Any amount that is converted to a Roth IRA is includable in gross income as a distribution for the taxable year in which the amount is distributed or transferred from the traditional IRA. Thus, any portion of the distribution or transfer that is treated as a return of basis is not includable in gross income as a result of the conversion. The 10% additional tax generally does not apply to the taxable conversion amount. The conversion is also not treated as a rollover for purposes of the one-rollover-per-year rule.
Are there any required distributions?
No, the required minimum distribution rules at age 70 ½ that apply to traditional IRAs do not apply a Roth IRA until after the owner’s death. Thus, a Roth IRA owner is not required to take any distributions during his lifetime and upon his death, the distributions are tax-free to his beneficiaries.
What constitutes as a qualified tax-free distribution from a Roth IRA?
A distribution from a Roth IRA is penalty-free if it is made:
- After the owner reaches age 59 ½,
- To a death beneficiary or the individual’s estate,
- After the owner becomes disabled,
- For expenses used to buy, build or rebuild a first home of the owner, the owner’s spouse, their children, grandchildren and ancestors (subject to a $10,000 lifetime cap),
There is a 10% penalty for early withdrawals for any other reason, with certain exceptions,
- if distributions are not more than qualified higher education expenses,
- if unreimbursed medical expenses exceed 7.5% of adjusted gross income,
- if one’s withdrawals are annuitized (series of substantially equal periodic payments), or
- if an individual collects federal unemployment benefits for 12 consecutive weeks and uses withdrawals to pay for health insurance.
Importantly, however, no qualified tax-free distributions can be taken until the Roth IRA has existed for five years. The five-year “clock” starts with the first year for which a contribution is made, not necessarily the calendar year in which the contribution is actually made (contributions can be made up until April 15 for the prior calendar year).
Nonqualified distributions are includable in the individual’s income to the extent attributable to earnings (you have basis in your contributions) and are subject to a 10% penalty tax applicable to early withdrawals, unless an exception applies. The 10% penalty for early withdrawal is imposed in addition to the taxes imposed on the non-qualified distribution.
How are non-qualified distributions handled?

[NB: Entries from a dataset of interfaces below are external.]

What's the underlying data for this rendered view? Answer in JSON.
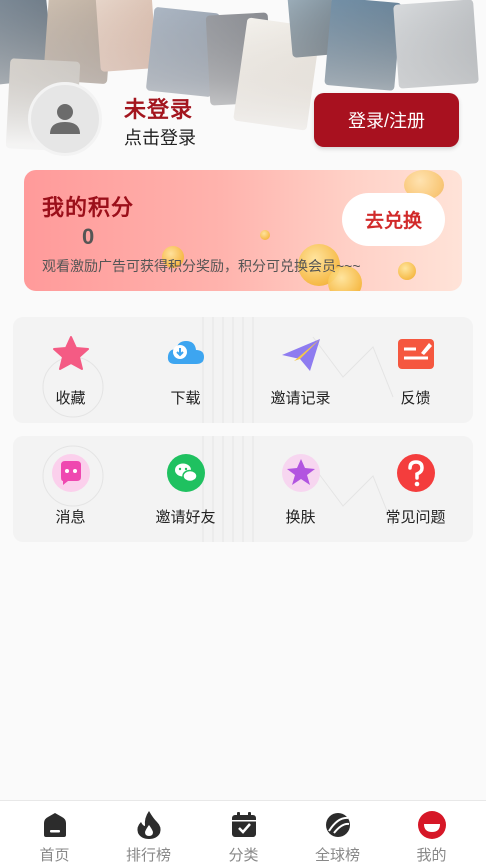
{
  "profile": {
    "name": "未登录",
    "subtitle": "点击登录",
    "login_button": "登录/注册"
  },
  "points": {
    "title": "我的积分",
    "value": "0",
    "description": "观看激励广告可获得积分奖励，积分可兑换会员~~~",
    "redeem_button": "去兑换"
  },
  "grid_row1": [
    {
      "label": "收藏",
      "icon": "star-icon"
    },
    {
      "label": "下载",
      "icon": "cloud-download-icon"
    },
    {
      "label": "邀请记录",
      "icon": "paper-plane-icon"
    },
    {
      "label": "反馈",
      "icon": "feedback-icon"
    }
  ],
  "grid_row2": [
    {
      "label": "消息",
      "icon": "message-icon"
    },
    {
      "label": "邀请好友",
      "icon": "wechat-icon"
    },
    {
      "label": "换肤",
      "icon": "skin-star-icon"
    },
    {
      "label": "常见问题",
      "icon": "question-icon"
    }
  ],
  "tabbar": [
    {
      "label": "首页",
      "icon": "home-icon"
    },
    {
      "label": "排行榜",
      "icon": "flame-icon"
    },
    {
      "label": "分类",
      "icon": "calendar-check-icon"
    },
    {
      "label": "全球榜",
      "icon": "planet-icon"
    },
    {
      "label": "我的",
      "icon": "profile-icon",
      "active": true
    }
  ],
  "colors": {
    "brand_red": "#a8111f",
    "accent_red": "#d12a2a"
  }
}
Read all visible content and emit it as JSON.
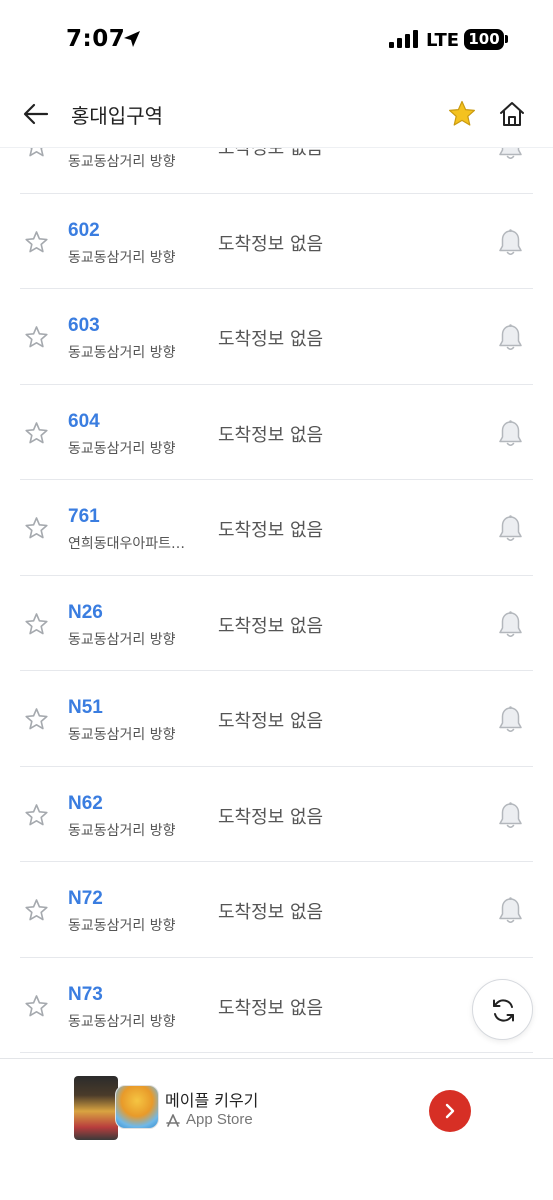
{
  "status_bar": {
    "time": "7:07",
    "network": "LTE",
    "battery": "100"
  },
  "header": {
    "title": "홍대입구역"
  },
  "bus_list": [
    {
      "number": "",
      "direction": "동교동삼거리 방향",
      "arrival": "도착정보 없음"
    },
    {
      "number": "602",
      "direction": "동교동삼거리 방향",
      "arrival": "도착정보 없음"
    },
    {
      "number": "603",
      "direction": "동교동삼거리 방향",
      "arrival": "도착정보 없음"
    },
    {
      "number": "604",
      "direction": "동교동삼거리 방향",
      "arrival": "도착정보 없음"
    },
    {
      "number": "761",
      "direction": "연희동대우아파트…",
      "arrival": "도착정보 없음"
    },
    {
      "number": "N26",
      "direction": "동교동삼거리 방향",
      "arrival": "도착정보 없음"
    },
    {
      "number": "N51",
      "direction": "동교동삼거리 방향",
      "arrival": "도착정보 없음"
    },
    {
      "number": "N62",
      "direction": "동교동삼거리 방향",
      "arrival": "도착정보 없음"
    },
    {
      "number": "N72",
      "direction": "동교동삼거리 방향",
      "arrival": "도착정보 없음"
    },
    {
      "number": "N73",
      "direction": "동교동삼거리 방향",
      "arrival": "도착정보 없음"
    }
  ],
  "ad": {
    "title": "메이플 키우기",
    "store": "App Store"
  },
  "colors": {
    "bus_number": "#3a7de0",
    "favorite_active": "#f4c21f",
    "ad_button": "#d72f25"
  }
}
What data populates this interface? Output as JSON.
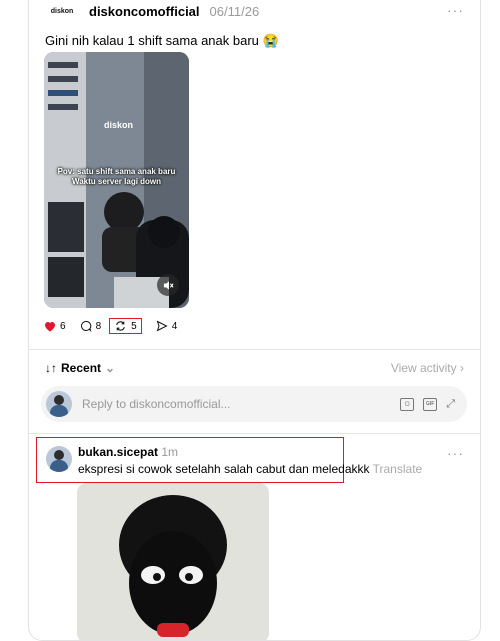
{
  "post": {
    "username": "diskoncomofficial",
    "logo_text": "diskon",
    "date": "06/11/26",
    "caption": "Gini nih kalau 1 shift sama anak baru 😭",
    "video": {
      "logo": "diskon",
      "overlay_line1": "Pov: satu shift sama anak baru",
      "overlay_line2": "Waktu server lagi down",
      "mute_icon": "speaker-muted-icon"
    },
    "likes": "6",
    "comments": "8",
    "reposts": "5",
    "shares": "4"
  },
  "sort": {
    "label": "Recent",
    "view_activity": "View activity"
  },
  "reply": {
    "placeholder": "Reply to diskoncomofficial...",
    "gif_label": "GIF"
  },
  "comment": {
    "username": "bukan.sicepat",
    "time": "1m",
    "text": "ekspresi si cowok setelahh salah cabut dan meledakkk",
    "translate": "Translate"
  },
  "colors": {
    "like": "#e0182e",
    "highlight": "#e0182e"
  }
}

If you receive a distribution from your Roth IRA that is not a qualified distribution, part of it may be taxable. For purposes of determining the correct tax treatment of distributions (other than the withdrawal of excess contributions and earning on them, discussed earlier), there is a set order in which contributions (including conversion contributions) and earnings are considered to be distributed from your Roth IRA. The order of distributions is as follows.
- Regular contributions.
- Conversion contributions, on a first-in-first-out basis (generally, total conversions from the earliest year first). These conversion contributions are taken into account as follows:
- Taxable portion (the amount required to be included in gross income because of the conversion) first, and then the
- Nontaxable portion
- Earnings on contributions.
Rollover contributions from other Roth IRAs are disregarded for this purpose.
Can distributions from a Roth IRA be used to satisfy minimum required distribution requirements for traditional IRAs?
No. Nor can distributions from traditional IRAs be used for required distributions from Roth IRAs (after death).
Who can be designated as the beneficiary of a Roth IRA, and can the designation later be changed?
Any individual or legal entity can be designated as the beneficiary of a Roth IRA account. The IRA holder may change the designation at any time prior to the death of the IRA holder.